Task instructions:
From the material below, give the number of lines that hold the string "Leave" and nothing further.

Provided information:

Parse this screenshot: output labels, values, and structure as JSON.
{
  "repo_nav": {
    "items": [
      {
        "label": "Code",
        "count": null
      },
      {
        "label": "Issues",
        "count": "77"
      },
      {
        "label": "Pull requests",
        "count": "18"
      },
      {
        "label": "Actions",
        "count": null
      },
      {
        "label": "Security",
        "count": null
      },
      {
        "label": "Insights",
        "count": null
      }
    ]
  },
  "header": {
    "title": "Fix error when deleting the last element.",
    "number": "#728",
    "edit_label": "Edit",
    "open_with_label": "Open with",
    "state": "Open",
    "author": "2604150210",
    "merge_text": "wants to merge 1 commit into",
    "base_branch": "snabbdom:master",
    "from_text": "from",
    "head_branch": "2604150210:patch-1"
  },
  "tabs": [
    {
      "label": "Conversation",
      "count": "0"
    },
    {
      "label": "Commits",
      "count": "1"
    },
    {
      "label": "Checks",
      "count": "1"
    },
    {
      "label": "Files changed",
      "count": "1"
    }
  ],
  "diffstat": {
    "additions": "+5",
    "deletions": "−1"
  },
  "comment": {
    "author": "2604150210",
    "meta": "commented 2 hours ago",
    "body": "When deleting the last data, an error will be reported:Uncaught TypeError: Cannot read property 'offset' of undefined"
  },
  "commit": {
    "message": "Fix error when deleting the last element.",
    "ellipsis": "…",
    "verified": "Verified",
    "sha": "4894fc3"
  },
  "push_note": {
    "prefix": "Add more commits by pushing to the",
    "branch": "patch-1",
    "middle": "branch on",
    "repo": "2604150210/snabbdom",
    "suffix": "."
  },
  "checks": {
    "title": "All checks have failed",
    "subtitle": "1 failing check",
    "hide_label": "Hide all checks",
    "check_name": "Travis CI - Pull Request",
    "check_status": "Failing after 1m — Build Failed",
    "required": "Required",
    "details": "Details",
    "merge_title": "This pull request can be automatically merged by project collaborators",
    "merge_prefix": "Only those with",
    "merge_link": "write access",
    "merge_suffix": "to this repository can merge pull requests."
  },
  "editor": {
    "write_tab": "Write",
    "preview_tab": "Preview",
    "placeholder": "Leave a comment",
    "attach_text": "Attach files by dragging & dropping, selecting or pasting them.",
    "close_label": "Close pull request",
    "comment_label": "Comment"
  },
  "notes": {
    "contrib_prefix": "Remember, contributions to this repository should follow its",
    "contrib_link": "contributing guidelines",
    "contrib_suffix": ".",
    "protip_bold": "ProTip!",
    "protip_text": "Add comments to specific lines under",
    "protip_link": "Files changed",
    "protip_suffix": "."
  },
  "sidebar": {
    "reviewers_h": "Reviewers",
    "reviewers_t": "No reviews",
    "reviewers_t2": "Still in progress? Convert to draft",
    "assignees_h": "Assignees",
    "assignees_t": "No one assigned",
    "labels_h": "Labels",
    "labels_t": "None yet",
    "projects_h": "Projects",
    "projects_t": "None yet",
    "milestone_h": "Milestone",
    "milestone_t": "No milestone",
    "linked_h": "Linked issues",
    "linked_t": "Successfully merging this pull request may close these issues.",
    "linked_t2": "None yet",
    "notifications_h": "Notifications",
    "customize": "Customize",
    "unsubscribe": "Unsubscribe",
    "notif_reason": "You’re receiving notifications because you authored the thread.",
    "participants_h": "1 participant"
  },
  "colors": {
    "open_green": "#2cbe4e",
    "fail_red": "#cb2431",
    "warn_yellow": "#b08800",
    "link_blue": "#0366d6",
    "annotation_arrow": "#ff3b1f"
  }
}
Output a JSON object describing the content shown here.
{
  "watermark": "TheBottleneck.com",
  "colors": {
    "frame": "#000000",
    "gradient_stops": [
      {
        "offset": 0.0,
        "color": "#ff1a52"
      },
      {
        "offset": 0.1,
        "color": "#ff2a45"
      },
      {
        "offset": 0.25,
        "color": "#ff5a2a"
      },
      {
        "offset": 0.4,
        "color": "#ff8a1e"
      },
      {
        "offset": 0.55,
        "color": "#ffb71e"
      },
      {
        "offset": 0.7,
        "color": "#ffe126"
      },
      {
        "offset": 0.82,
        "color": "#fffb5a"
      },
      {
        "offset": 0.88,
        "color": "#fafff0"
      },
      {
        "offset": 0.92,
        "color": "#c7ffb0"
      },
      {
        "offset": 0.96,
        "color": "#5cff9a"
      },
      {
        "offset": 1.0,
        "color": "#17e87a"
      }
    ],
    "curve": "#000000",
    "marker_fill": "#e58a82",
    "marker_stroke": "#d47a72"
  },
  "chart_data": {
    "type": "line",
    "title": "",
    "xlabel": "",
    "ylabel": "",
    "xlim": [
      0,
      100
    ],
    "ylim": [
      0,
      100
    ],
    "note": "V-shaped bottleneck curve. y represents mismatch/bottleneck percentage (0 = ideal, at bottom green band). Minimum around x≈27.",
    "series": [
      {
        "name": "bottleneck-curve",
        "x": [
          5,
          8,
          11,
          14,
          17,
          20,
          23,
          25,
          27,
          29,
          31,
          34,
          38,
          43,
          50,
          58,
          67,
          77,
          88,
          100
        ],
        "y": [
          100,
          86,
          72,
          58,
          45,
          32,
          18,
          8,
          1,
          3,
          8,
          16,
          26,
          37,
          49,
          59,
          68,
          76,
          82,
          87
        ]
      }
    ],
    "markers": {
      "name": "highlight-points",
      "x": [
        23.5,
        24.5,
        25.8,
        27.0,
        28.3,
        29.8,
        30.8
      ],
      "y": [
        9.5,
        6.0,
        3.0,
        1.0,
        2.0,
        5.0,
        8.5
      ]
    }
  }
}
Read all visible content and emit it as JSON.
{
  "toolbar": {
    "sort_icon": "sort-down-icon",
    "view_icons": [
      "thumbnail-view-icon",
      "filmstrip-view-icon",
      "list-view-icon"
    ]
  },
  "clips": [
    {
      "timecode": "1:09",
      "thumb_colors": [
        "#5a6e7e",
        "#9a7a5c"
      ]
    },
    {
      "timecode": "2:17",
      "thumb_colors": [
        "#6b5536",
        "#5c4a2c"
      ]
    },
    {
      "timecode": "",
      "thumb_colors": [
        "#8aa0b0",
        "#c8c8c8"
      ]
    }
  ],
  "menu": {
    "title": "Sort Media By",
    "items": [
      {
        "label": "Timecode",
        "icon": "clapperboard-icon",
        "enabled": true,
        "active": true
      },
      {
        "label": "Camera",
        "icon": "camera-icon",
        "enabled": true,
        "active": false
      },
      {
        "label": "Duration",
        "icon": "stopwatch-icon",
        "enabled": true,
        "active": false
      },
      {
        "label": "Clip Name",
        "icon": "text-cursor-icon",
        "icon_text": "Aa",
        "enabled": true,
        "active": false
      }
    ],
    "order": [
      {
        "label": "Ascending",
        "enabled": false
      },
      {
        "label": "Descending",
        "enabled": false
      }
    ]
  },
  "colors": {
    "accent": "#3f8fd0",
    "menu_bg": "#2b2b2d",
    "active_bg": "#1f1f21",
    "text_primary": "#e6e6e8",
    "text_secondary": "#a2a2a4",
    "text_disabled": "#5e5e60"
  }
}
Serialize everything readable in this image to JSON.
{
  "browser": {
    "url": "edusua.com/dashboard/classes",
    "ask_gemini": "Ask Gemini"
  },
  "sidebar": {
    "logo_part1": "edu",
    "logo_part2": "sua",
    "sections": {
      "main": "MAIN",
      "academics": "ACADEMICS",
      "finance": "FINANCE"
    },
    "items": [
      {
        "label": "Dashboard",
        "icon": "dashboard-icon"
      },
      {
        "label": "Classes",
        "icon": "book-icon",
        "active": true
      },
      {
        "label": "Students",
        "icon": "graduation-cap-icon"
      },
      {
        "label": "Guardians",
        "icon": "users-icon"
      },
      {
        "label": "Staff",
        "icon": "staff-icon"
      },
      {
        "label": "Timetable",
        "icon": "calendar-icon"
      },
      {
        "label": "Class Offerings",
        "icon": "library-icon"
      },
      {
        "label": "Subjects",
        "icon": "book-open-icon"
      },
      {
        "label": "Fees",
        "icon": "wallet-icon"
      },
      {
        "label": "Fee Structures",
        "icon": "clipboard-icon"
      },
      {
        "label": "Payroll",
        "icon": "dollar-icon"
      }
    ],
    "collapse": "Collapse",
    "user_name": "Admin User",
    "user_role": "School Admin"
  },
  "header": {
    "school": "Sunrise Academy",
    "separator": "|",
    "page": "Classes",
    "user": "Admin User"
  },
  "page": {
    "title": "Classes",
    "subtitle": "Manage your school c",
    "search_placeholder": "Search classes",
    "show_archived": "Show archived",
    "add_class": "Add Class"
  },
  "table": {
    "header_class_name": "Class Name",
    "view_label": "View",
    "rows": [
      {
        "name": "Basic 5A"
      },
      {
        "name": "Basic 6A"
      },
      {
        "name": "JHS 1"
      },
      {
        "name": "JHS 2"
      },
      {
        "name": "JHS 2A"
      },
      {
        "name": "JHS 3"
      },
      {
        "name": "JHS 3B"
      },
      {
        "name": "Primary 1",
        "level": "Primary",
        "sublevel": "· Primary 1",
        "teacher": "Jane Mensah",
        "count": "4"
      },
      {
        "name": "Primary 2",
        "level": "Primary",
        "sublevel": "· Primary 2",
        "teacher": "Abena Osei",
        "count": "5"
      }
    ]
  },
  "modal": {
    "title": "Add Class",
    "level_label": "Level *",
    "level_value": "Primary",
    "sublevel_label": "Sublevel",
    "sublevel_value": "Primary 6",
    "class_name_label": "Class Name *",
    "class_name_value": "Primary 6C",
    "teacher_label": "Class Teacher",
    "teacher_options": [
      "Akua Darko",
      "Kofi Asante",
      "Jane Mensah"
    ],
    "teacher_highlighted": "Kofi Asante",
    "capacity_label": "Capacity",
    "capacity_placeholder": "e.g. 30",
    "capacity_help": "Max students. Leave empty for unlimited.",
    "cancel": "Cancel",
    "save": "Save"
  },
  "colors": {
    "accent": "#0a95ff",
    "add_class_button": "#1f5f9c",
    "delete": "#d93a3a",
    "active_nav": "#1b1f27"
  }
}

Finished task:
2